The concept of deportation is frightening, isolating, and overwhelming. If one of your loved ones faces deportation, contact a Connecticut immigration attorney to discuss your options.
One minor run-in with the law, even for individuals with green cards, can place deportation on the table. Deportation would mean stripping them from their job, home, family, friends, and American dream.
Many believe that deportation is unavoidable the moment the hearing is scheduled. Luckily, with the support of an experienced and knowledgeable immigration attorney, your loved one can defend their rights as an immigrant in the U.S. To begin this process, follow the three steps below.
1. Understand the Rights of an Immigrant
Immigrants in the United States have rights that may be more limited than full citizens. These rights allow them to fight for their position in the nation. Understanding your relative’s rights as an immigrant is the first step in defending against deportation. All immigrants have three essential rights, including the following:
- The right to an attorney
- The right to a hearing
- The right to an interpreter
After a person receives a deportation letter, he or she will not be immediately deported. Instead, they have the chance to hire a defense lawyer and take the case to court. If the person speaks another language, they have the right to an interpreter throughout all legal processes.
2. Hire an Immigration Attorney
Now that you understand the rights, you may benefit by contacting a Connecticut immigration attorney as soon as possible. Deportation cases involving misdemeanor or felony offenses are quite complex and require knowledge of both immigration and criminal law. At the Law Offices of James A. Welcome, experienced and compassionate attorneys are available to defend your case in court to help your family avoid separation.

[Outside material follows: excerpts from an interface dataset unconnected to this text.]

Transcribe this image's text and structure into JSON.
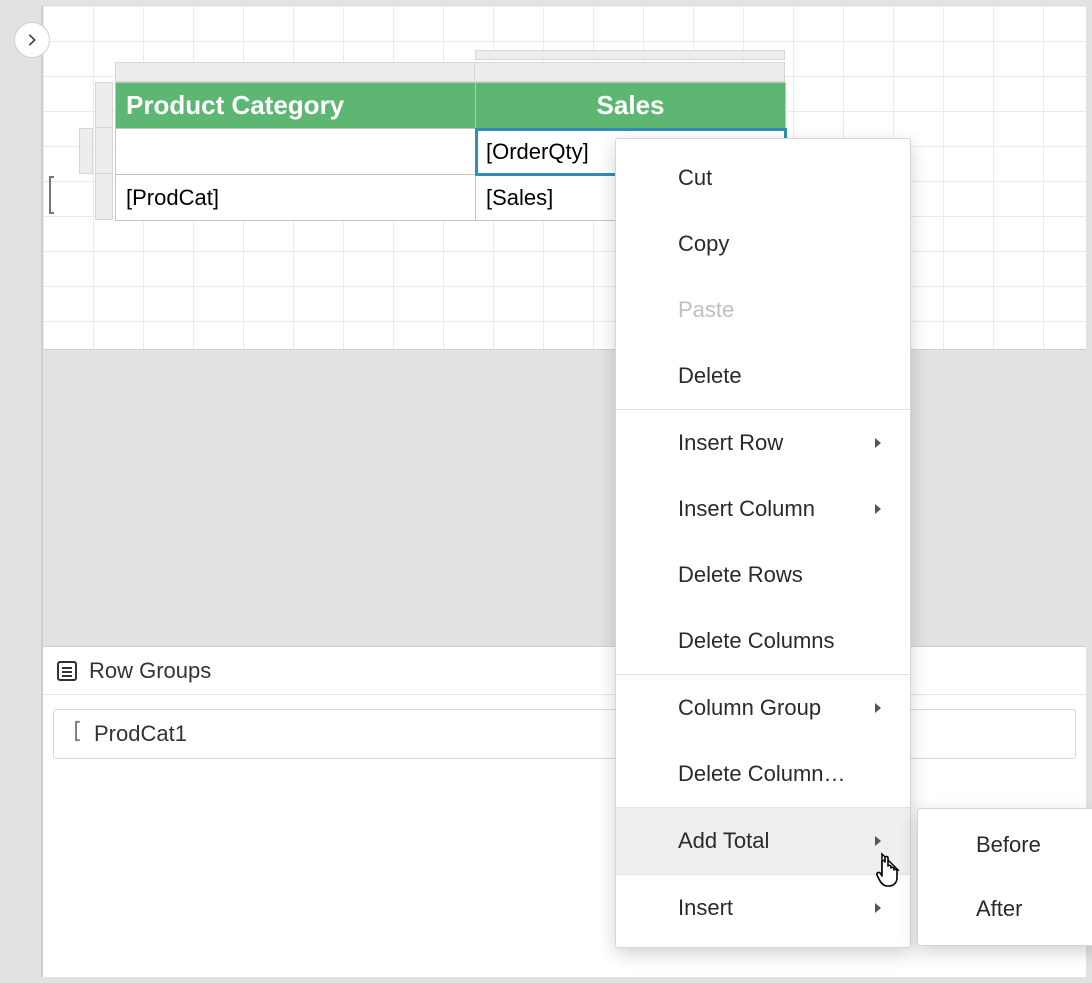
{
  "designer": {
    "headers": {
      "category": "Product Category",
      "sales": "Sales"
    },
    "cells": {
      "orderQty": "[OrderQty]",
      "prodCat": "[ProdCat]",
      "sales": "[Sales]"
    }
  },
  "rowGroupsPanel": {
    "title": "Row Groups",
    "items": [
      "ProdCat1"
    ]
  },
  "contextMenu": {
    "cut": "Cut",
    "copy": "Copy",
    "paste": "Paste",
    "delete": "Delete",
    "insertRow": "Insert Row",
    "insertColumn": "Insert Column",
    "deleteRows": "Delete Rows",
    "deleteColumns": "Delete Columns",
    "columnGroup": "Column Group",
    "deleteColumnEllipsis": "Delete Column…",
    "addTotal": "Add Total",
    "insert": "Insert"
  },
  "submenu": {
    "before": "Before",
    "after": "After"
  }
}
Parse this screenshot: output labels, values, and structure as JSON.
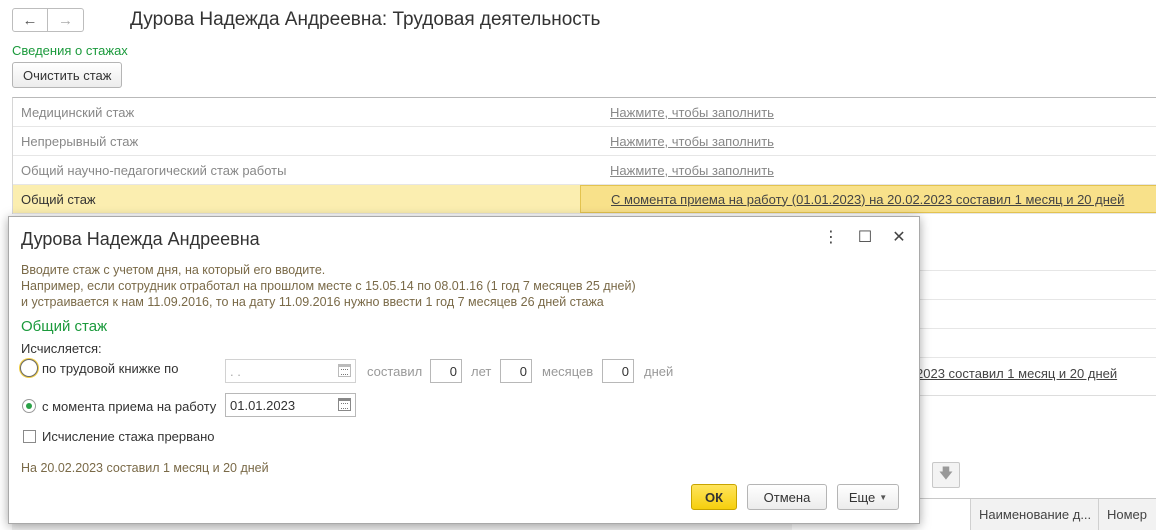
{
  "nav": {
    "back": "🡐",
    "forward": "🡒"
  },
  "page": {
    "title": "Дурова Надежда Андреевна: Трудовая деятельность"
  },
  "section": {
    "title": "Сведения о стажах",
    "clear_button": "Очистить стаж"
  },
  "stazh_rows": [
    {
      "name": "Медицинский стаж",
      "value": "Нажмите, чтобы заполнить"
    },
    {
      "name": "Непрерывный стаж",
      "value": "Нажмите, чтобы заполнить"
    },
    {
      "name": "Общий научно-педагогический стаж работы",
      "value": "Нажмите, чтобы заполнить"
    },
    {
      "name": "Общий стаж",
      "value": "С момента приема на работу (01.01.2023) на 20.02.2023 составил 1 месяц и 20 дней"
    }
  ],
  "background": {
    "total_value_tail": "2023 составил 1 месяц и 20 дней",
    "table_headers": [
      "Наименование д...",
      "Номер"
    ]
  },
  "dialog": {
    "title": "Дурова Надежда Андреевна",
    "hint": [
      "Вводите стаж с учетом дня, на который его вводите.",
      "Например, если сотрудник отработал на прошлом месте с 15.05.14 по 08.01.16 (1 год 7 месяцев 25 дней)",
      "и устраивается к нам 11.09.2016, то на дату 11.09.2016 нужно ввести 1 год 7 месяцев 26 дней стажа"
    ],
    "subtitle": "Общий стаж",
    "calc_label": "Исчисляется:",
    "option_book": {
      "label": "по трудовой книжке по",
      "date": " .  .",
      "sostavil": "составил",
      "years": "0",
      "years_label": "лет",
      "months": "0",
      "months_label": "месяцев",
      "days": "0",
      "days_label": "дней"
    },
    "option_hire": {
      "label": "с момента приема на работу",
      "date": "01.01.2023",
      "selected": true
    },
    "interrupted_label": "Исчисление стажа прервано",
    "interrupted_checked": false,
    "result": "На 20.02.2023 составил 1 месяц и 20 дней",
    "buttons": {
      "ok": "ОК",
      "cancel": "Отмена",
      "more": "Еще"
    }
  },
  "colors": {
    "accent_green": "#1b9a3c",
    "selection": "#fbeeb0",
    "ok_button": "#f6cf0d"
  }
}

A few accusations that may place your loved one at risk for deportation include the following:
- Marriage fraud
- Inaccurate legal document registrations
- Criminal offenses

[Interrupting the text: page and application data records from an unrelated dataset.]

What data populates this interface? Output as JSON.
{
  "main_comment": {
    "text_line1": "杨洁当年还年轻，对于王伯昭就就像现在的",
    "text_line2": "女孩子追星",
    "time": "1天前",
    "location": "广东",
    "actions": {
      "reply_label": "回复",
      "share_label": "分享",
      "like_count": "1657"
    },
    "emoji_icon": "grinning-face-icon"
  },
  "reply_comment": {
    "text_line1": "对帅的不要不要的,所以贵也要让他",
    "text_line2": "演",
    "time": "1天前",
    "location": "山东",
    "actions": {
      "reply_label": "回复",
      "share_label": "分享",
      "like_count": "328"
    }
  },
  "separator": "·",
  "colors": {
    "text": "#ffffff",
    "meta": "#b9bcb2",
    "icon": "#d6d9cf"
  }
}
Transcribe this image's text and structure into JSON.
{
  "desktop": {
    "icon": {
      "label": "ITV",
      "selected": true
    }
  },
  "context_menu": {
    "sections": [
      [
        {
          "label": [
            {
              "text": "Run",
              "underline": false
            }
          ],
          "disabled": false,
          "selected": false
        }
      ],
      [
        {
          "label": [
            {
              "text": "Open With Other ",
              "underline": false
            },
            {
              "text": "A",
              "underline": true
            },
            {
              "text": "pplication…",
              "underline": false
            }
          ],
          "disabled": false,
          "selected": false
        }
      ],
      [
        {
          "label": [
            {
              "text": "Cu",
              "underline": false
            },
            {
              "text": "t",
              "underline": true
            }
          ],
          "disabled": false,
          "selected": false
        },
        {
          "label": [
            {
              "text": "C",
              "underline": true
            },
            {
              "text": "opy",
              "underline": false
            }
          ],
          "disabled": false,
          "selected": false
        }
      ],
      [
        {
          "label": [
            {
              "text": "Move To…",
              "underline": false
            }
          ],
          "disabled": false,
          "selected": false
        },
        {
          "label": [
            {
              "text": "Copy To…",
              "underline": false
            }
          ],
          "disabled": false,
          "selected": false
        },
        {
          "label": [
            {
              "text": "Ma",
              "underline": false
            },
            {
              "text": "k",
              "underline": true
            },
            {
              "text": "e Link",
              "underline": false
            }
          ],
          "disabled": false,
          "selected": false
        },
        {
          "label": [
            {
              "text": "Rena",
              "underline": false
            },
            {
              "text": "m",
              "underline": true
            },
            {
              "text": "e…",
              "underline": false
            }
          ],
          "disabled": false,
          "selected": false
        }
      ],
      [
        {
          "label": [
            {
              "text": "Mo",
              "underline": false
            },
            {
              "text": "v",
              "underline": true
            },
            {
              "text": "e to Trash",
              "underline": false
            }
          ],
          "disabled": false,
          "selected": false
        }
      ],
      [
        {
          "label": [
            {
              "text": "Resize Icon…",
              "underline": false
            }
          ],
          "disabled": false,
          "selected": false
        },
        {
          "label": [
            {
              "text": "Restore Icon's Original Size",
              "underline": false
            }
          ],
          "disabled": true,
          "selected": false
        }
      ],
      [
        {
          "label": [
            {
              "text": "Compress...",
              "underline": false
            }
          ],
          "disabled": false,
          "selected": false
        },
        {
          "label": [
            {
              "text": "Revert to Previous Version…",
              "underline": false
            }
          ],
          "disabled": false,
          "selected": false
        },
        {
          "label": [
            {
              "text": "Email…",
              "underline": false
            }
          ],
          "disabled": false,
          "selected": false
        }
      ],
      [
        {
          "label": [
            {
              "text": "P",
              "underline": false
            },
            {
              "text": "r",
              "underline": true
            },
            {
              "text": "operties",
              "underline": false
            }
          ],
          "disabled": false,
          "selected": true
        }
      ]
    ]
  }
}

- Protective order violations
- Driving under the influence
- Drug possession
A simple error in paperwork could place your family member in hot water. You need an experienced attorney who knows how to navigate these complex charges to properly represent your loved one’s defense.
3. Consider The Deportation Defense Options
Immigration judges may waive deportation if you can prove that the immigrant should remain in the country for various reasons. A few common deportation defense strategies include the following:
- Cancellation of removal: Cancellation of removal allows your family member to keep their green card citizenship despite their minor criminal defense by proving their good behavior.
- 212(c) waiver: This waiver applies to anyone with old criminal convictions before April 24, 1996.
- Adjustment of status application: Status adjustments allow immigrants to become full citizens assuming they meet various qualifications.
- Political asylum: Immigrants fleeing persecution from their home country may receive asylum status, allowing them to remain in the United States for protective purposes.
- U-visa: U-visas allow certain victims to remain in the U.S. to help law enforcement or government officials investigate a crime.
- Voluntary departure: If the above options do not work, your relative may choose voluntary departure which still deports them from the United States, but makes it easier to return in the future.
How Law Offices of James A. Welcome Can Help
At the Law Offices of James A. Welcome, attorneys are on call to:
- Help your relative understand their rights
- Provide experience-based legal advice
- Explain how all the processes will work
- Create an aggressive deportation defense strategy
- Fight for your relative to stay in the country
- Take the case to the federal appellate level (when necessary)
Call the Law Offices of James A. Welcome at (475) 241-0824 today to speak with a Connecticut immigration attorney or contact us online now.